Data records
--------------------------------
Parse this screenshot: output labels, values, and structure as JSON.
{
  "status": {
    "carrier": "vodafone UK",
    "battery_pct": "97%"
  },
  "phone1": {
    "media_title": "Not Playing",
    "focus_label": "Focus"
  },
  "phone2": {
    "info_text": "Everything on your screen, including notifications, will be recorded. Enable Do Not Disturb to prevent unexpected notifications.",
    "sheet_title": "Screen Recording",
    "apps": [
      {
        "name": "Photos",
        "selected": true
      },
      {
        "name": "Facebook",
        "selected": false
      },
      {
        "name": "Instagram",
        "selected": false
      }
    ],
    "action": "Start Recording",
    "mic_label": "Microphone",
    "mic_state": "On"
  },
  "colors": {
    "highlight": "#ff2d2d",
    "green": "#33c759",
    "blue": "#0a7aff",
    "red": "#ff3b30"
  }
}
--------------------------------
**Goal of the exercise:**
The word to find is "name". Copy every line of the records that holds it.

**Result of this exercise:**
        "name": "Photos",
        "name": "Facebook",
        "name": "Instagram",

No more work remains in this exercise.